Cast-iron construction, pioneered in America by architect James Bogardus in the 1850s, became the preferred method of building large dry goods shops and department stores in the mid- and late nineteenth century, thanks to the speed with which these enormous buildings could go up and the savings they presented over heavier, more cumbersome construction methods.
Today SoHo contains the largest surviving collection of cast-iron buildings in the world. Wandering through these streets in the late afternoon, sun ignites their white- and cream-colored exteriors. It’s magical—and the stuff of a million postcards, album covers, and selfies.
But SoHo contains another secret. It’s the location of New York City’s very first commercial elevator.
There had been so-called ‘hoisting elevators’ — crude platforms elevated by man power — but they were dangerous and their cords easily snapped. Elisha Otis, an inventor from Yonkers, New York, perfected the safety break which allowed a large containment to be moved up and down without fear of plummeting. He debuted this device to enthusiastic acclaim at the 1854 Crystal Palace Exposition. And soon, after some savvy newspaper advertisements, Otis finally found his first major client.
That would be the magical emporium of E. V. Haughwout, at Broadway and Broome Street, a luxury store which sold fine china and glassware. The corner building’s two-sided cast-iron construction and facade was the first of its kind when it was completed in 1857, and soon inspired blocks lined with similar construction throughout SoHo.
Below: The department store — and the elevator — were first opened ‘for public inspection’ on March 23, 1857.
But its most important contribution was placed inside—a passenger elevator, installed the same year, which lifted and lowered its wealthy clients to its various exotic departments.
According to the website of OTIS elevators themselves: “On March 23, 1857, Otis’ first commercial passenger elevator was installed in the E.V. Haughwout and Company…….The price of the elevator was US $300. The unit rose at a speed of 40 feet per minute (0.2 meters per second).”
From the New York Tribune: “Among the novelties we noticed is an elevator to be worked by steam, which is to be furnished with a sofa and carriage to carry ladies from one floor to the other. The steam engine and boiler are located on the rear lot disconnected from the main edifice.”
The grand opening on March 23, 1857, drew thousands of curiosity seekers throughout the entire day.
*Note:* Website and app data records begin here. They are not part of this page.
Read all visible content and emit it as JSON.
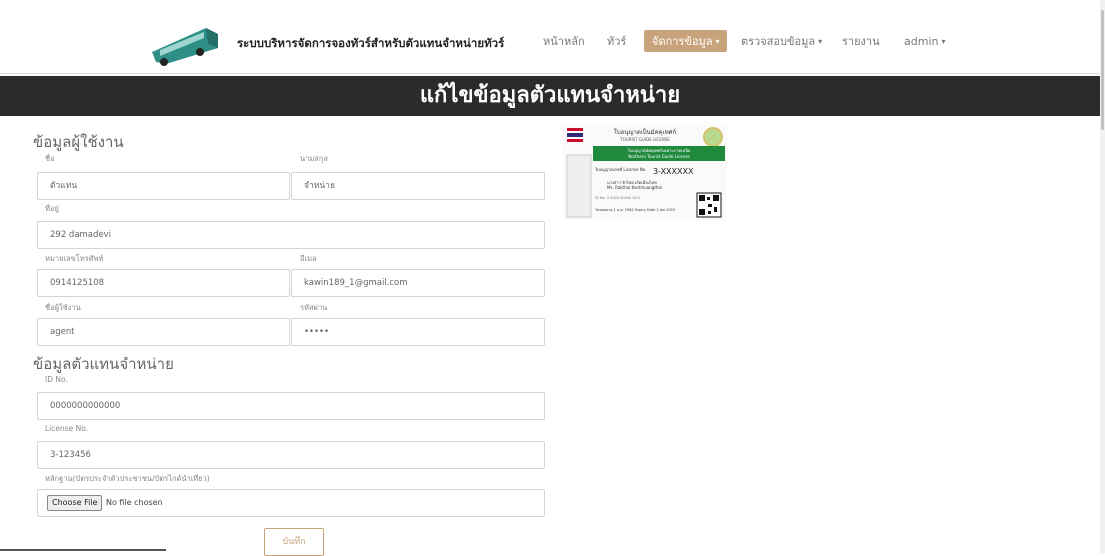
{
  "header": {
    "brand": "ระบบบริหารจัดการจองทัวร์สำหรับตัวแทนจำหน่ายทัวร์",
    "nav": [
      {
        "label": "หน้าหลัก"
      },
      {
        "label": "ทัวร์"
      },
      {
        "label": "จัดการข้อมูล",
        "caret": "▾"
      },
      {
        "label": "ตรวจสอบข้อมูล",
        "caret": "▾"
      },
      {
        "label": "รายงาน"
      },
      {
        "label": "admin",
        "caret": "▾"
      }
    ]
  },
  "banner": {
    "title": "แก้ไขข้อมูลตัวแทนจำหน่าย"
  },
  "user_section": {
    "title": "ข้อมูลผู้ใช้งาน",
    "first_name": {
      "label": "ชื่อ",
      "value": "ตัวแทน"
    },
    "last_name": {
      "label": "นามสกุล",
      "value": "จำหน่าย"
    },
    "address": {
      "label": "ที่อยู่",
      "value": "292 damadevi"
    },
    "phone": {
      "label": "หมายเลขโทรศัพท์",
      "value": "0914125108"
    },
    "email": {
      "label": "อีเมล",
      "value": "kawin189_1@gmail.com"
    },
    "username": {
      "label": "ชื่อผู้ใช้งาน",
      "value": "agent"
    },
    "password": {
      "label": "รหัสผ่าน",
      "value": "•••••"
    }
  },
  "agent_section": {
    "title": "ข้อมูลตัวแทนจำหน่าย",
    "id_no": {
      "label": "ID No.",
      "value": "0000000000000"
    },
    "license_no": {
      "label": "License No.",
      "value": "3-123456"
    },
    "evidence": {
      "label": "หลักฐาน(บัตรประจำตัวประชาชน/บัตรไกด์นำเที่ยว)",
      "button": "Choose File",
      "status": "No file chosen"
    }
  },
  "save_button": "บันทึก",
  "license_card": {
    "title": "ใบอนุญาตเป็นมัคคุเทศก์",
    "subtitle": "TOURIST GUIDE LICENSE",
    "type_th": "ใบอนุญาตมัคคุเทศก์เฉพาะภาคเหนือ",
    "type_en": "Northern Tourist Guide License",
    "license_label": "ใบอนุญาตเลขที่ License No.",
    "license_no": "3-XXXXXX",
    "name_th": "นางสาว รักไทย เกิดเมืองไทย",
    "name_en": "Ms. Rakthai Koetmuangthai",
    "id_line": "ID No. 3 0000 00000 00 0",
    "expiry": "วันหมดอายุ 1 ม.ค. 2562 Expiry Date 1 Jan 2019"
  },
  "colors": {
    "accent": "#c8a27a",
    "banner": "#2b2b2b",
    "bus": "#2e8f86"
  }
}
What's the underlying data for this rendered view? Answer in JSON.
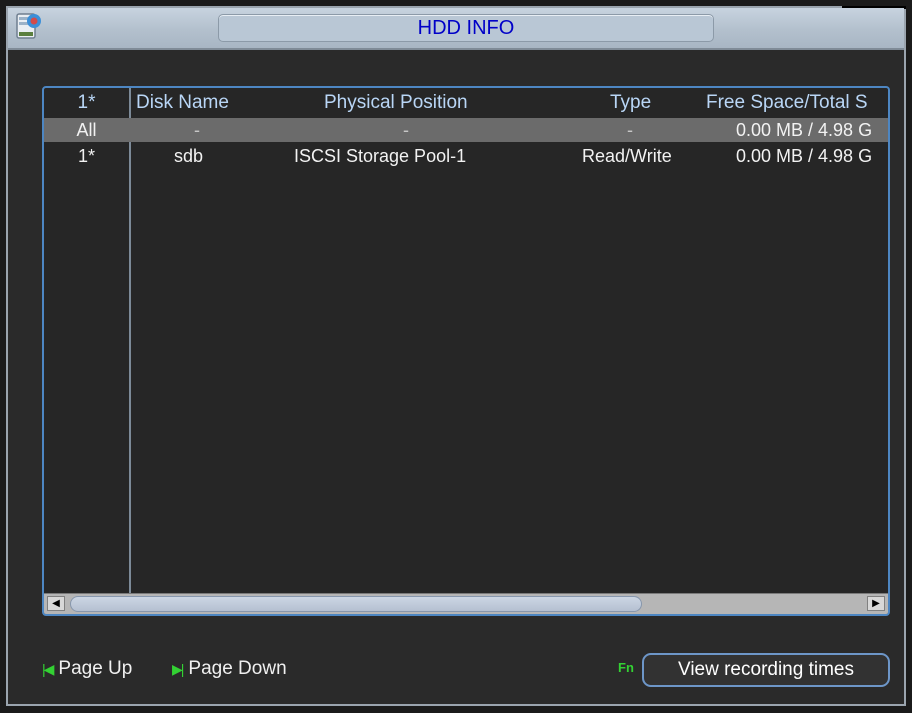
{
  "window": {
    "title": "HDD INFO"
  },
  "table": {
    "headers": [
      "1*",
      "Disk Name",
      "Physical Position",
      "Type",
      "Free Space/Total S"
    ],
    "rows": [
      [
        "All",
        "-",
        "-",
        "-",
        "0.00 MB / 4.98 G"
      ],
      [
        "1*",
        "sdb",
        "ISCSI Storage Pool-1",
        "Read/Write",
        "0.00 MB / 4.98 G"
      ]
    ]
  },
  "footer": {
    "page_up": "Page Up",
    "page_down": "Page Down",
    "fn_label": "Fn",
    "view_recording_times": "View recording times"
  },
  "icons": {
    "app": "hdd-info-icon",
    "page_up": "skip-back-icon",
    "page_down": "skip-forward-icon"
  },
  "colors": {
    "title_text": "#0000c8",
    "header_text": "#b9d6f6",
    "accent_green": "#33d133",
    "border_blue": "#4d86c2"
  }
}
Although the time to visit would have been right around 7:30 when all the lights went on at once spontaneously, “in all the windows of the six stories. The view from lower Broadway and Broome Street will be truly grand.”
Haughwout’s Emporium was also famed for its French champagne and for the fine flutes that it was drunk from. Surprised? While the neighborhood today still pops more than its share of bubbly, SoHo was never more glamorous than during the Haughwout years. And part of the reason for its acclaim was its marvelous, state-of-the-art elevator.
More pictures of the Haughwout Building, courtesy the Library of Congress, via the Historic American Buildings Survey, Cervin Robinson, Photographer March 1967.
The above is an expanded excerpt from our book The Bowery Boys Adventures In Old New York, now available at bookstores everywhere.